Data supplied:
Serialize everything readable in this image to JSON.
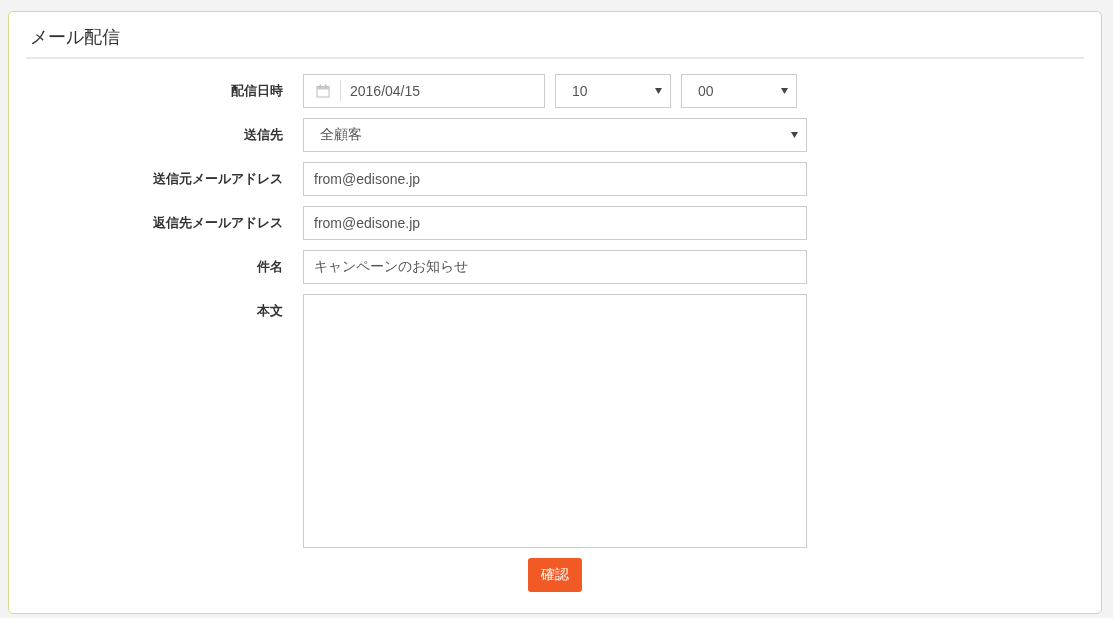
{
  "panel": {
    "title": "メール配信"
  },
  "fields": [
    {
      "kind": "datetime",
      "label": "配信日時",
      "date": "2016/04/15",
      "hour": "10",
      "minute": "00"
    },
    {
      "kind": "select",
      "label": "送信先",
      "value": "全顧客"
    },
    {
      "kind": "text",
      "label": "送信元メールアドレス",
      "value": "from@edisone.jp"
    },
    {
      "kind": "text",
      "label": "返信先メールアドレス",
      "value": "from@edisone.jp"
    },
    {
      "kind": "text",
      "label": "件名",
      "value": "キャンペーンのお知らせ"
    },
    {
      "kind": "textarea",
      "label": "本文"
    }
  ],
  "submit": {
    "label": "確認"
  }
}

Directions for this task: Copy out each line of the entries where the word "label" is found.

Completed task:
      "label": "配信日時",
      "label": "送信先",
      "label": "送信元メールアドレス",
      "label": "返信先メールアドレス",
      "label": "件名",
      "label": "本文"
    "label": "確認"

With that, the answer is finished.